WHAT TO PRODUCE: Look through the entries. Copy each line that has the word "JSON".

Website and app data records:
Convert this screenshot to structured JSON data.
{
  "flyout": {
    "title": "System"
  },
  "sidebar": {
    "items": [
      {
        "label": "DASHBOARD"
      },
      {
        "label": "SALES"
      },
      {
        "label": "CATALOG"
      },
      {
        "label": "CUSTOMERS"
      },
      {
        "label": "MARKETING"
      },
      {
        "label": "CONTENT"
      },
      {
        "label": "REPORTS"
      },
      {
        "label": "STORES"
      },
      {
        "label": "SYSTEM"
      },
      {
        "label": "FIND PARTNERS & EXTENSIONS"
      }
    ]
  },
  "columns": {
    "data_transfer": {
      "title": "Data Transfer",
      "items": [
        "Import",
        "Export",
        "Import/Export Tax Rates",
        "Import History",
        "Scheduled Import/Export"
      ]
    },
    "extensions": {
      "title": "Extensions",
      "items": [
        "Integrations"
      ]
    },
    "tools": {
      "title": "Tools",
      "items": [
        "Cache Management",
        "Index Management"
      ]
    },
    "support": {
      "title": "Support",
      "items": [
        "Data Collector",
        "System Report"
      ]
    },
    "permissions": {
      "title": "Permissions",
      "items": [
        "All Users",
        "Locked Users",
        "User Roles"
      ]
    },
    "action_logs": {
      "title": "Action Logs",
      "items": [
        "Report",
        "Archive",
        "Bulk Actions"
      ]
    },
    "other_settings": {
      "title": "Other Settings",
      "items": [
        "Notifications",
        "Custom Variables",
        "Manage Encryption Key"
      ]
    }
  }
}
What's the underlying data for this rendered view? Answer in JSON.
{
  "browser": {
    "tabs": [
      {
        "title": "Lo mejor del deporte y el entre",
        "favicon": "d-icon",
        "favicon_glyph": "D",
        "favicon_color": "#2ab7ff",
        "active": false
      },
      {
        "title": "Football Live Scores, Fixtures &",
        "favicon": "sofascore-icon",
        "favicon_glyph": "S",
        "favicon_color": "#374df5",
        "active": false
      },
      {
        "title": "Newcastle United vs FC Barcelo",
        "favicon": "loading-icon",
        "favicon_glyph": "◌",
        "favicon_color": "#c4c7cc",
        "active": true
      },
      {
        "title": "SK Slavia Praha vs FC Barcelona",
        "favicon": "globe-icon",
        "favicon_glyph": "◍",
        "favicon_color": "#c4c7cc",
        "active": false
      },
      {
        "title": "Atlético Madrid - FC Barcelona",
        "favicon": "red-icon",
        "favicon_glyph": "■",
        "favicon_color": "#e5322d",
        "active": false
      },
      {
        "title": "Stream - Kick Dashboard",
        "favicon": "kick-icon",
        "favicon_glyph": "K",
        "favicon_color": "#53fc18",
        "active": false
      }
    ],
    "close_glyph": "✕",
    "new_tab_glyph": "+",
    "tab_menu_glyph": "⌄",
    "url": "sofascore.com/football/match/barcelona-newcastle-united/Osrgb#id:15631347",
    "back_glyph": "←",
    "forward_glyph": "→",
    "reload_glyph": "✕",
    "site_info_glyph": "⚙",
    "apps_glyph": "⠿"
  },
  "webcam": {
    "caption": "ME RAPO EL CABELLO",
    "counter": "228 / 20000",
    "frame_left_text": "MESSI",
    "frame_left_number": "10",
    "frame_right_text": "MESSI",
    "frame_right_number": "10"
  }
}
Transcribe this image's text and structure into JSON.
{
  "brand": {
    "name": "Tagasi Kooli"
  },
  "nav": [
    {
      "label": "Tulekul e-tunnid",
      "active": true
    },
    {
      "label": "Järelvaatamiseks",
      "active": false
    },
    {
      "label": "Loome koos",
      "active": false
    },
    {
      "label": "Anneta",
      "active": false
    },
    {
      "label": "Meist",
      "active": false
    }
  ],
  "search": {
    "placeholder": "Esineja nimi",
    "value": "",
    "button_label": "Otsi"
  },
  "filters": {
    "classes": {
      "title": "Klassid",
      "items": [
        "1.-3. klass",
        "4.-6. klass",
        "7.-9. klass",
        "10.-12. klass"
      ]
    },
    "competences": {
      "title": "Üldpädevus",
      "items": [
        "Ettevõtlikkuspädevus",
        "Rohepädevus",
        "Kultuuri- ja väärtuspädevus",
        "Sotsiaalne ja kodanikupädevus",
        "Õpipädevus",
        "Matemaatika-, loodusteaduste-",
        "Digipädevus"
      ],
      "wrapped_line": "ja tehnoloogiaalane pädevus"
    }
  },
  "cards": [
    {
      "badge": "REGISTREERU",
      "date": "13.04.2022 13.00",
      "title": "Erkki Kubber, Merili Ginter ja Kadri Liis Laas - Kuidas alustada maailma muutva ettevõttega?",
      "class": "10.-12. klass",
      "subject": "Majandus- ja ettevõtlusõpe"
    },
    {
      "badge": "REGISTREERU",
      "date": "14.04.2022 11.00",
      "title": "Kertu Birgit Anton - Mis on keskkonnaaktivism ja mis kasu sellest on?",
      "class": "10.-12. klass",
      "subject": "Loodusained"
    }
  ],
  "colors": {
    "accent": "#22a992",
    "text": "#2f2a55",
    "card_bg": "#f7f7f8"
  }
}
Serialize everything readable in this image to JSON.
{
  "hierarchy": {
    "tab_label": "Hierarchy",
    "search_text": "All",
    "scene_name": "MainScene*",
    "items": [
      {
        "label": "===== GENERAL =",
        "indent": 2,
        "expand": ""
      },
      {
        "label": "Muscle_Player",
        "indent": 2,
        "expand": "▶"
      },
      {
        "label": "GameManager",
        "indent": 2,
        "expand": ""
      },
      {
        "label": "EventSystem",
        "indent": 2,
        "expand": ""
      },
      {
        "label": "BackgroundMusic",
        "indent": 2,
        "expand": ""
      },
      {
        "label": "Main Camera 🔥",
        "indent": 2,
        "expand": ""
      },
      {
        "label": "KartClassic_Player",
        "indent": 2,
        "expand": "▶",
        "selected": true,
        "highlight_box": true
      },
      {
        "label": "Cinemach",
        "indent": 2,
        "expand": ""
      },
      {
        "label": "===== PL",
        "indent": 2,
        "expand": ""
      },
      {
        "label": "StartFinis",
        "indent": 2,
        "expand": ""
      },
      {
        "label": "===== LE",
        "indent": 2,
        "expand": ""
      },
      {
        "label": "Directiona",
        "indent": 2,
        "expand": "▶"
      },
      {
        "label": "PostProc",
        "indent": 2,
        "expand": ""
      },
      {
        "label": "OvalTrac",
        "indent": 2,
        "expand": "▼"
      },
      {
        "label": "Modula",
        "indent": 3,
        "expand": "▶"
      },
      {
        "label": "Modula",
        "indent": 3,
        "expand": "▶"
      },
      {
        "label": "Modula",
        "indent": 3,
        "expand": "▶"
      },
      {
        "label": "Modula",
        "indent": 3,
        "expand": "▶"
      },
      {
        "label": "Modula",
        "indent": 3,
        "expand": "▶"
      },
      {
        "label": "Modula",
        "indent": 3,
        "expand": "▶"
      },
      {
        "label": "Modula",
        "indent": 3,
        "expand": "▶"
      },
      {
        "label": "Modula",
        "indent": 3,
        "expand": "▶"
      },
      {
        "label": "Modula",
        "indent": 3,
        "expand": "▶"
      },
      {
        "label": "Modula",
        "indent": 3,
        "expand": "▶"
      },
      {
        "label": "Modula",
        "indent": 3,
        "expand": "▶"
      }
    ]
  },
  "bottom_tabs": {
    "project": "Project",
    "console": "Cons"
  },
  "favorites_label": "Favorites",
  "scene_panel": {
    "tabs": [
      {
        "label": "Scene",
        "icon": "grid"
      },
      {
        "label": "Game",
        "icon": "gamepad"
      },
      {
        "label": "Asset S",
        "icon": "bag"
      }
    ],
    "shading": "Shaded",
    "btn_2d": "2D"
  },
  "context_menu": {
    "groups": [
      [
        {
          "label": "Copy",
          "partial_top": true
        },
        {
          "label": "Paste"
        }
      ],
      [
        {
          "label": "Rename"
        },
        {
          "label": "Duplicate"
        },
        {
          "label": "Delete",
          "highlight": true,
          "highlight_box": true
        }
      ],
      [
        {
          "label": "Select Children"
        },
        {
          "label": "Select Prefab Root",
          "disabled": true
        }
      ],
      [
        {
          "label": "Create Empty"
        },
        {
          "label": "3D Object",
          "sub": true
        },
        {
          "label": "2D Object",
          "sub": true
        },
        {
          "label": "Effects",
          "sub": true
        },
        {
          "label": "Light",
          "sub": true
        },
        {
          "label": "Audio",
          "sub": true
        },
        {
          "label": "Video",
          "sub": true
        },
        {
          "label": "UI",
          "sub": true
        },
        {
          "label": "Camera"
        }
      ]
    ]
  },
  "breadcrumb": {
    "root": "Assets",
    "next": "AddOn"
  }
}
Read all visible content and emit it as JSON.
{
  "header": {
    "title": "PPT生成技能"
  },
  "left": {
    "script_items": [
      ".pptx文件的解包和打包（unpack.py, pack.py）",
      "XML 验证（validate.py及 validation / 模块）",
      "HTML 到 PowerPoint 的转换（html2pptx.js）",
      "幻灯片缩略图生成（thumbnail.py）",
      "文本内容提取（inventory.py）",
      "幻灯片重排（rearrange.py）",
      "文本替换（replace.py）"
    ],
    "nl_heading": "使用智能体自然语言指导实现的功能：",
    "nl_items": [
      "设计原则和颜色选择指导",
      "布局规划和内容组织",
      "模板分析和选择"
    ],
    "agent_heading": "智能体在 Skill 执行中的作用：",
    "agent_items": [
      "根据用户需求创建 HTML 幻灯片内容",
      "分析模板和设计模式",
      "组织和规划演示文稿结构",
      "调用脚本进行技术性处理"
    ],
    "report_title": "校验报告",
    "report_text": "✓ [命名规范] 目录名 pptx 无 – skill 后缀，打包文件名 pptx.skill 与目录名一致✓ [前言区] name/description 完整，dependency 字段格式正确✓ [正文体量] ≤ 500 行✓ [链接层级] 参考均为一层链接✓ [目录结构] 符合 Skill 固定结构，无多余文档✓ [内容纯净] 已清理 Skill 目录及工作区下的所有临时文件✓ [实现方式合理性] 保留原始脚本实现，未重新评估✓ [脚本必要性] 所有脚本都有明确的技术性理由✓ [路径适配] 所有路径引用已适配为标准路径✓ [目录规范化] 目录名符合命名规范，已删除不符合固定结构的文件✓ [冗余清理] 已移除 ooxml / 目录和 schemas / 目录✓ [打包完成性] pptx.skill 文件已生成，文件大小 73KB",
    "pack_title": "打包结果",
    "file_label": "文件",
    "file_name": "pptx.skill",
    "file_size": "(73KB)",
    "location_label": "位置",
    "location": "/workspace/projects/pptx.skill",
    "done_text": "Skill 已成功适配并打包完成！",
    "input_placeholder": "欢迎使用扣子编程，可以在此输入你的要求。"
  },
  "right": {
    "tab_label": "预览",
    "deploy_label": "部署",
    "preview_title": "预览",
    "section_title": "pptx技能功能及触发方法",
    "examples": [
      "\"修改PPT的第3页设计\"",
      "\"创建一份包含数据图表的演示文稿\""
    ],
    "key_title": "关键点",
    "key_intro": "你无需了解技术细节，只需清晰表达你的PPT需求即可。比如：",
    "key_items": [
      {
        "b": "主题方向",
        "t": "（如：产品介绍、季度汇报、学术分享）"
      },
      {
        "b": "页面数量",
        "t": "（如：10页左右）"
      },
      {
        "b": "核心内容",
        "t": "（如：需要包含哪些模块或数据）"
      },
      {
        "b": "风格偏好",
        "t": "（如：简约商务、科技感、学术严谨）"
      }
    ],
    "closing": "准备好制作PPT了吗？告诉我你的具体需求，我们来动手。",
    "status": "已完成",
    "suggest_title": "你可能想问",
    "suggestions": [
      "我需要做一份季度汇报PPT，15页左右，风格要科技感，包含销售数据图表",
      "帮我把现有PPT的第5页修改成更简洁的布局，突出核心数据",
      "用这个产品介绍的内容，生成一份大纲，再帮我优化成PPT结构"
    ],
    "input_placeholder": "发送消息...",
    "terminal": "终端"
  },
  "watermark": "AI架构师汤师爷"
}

ANSWER TO THIS PROBLEM:
Convert this screenshot to structured JSON data.
What's the underlying data for this rendered view? Answer in JSON.
Transcribe this image's text and structure into JSON.
Serialize everything readable in this image to JSON.
Read all visible content and emit it as JSON.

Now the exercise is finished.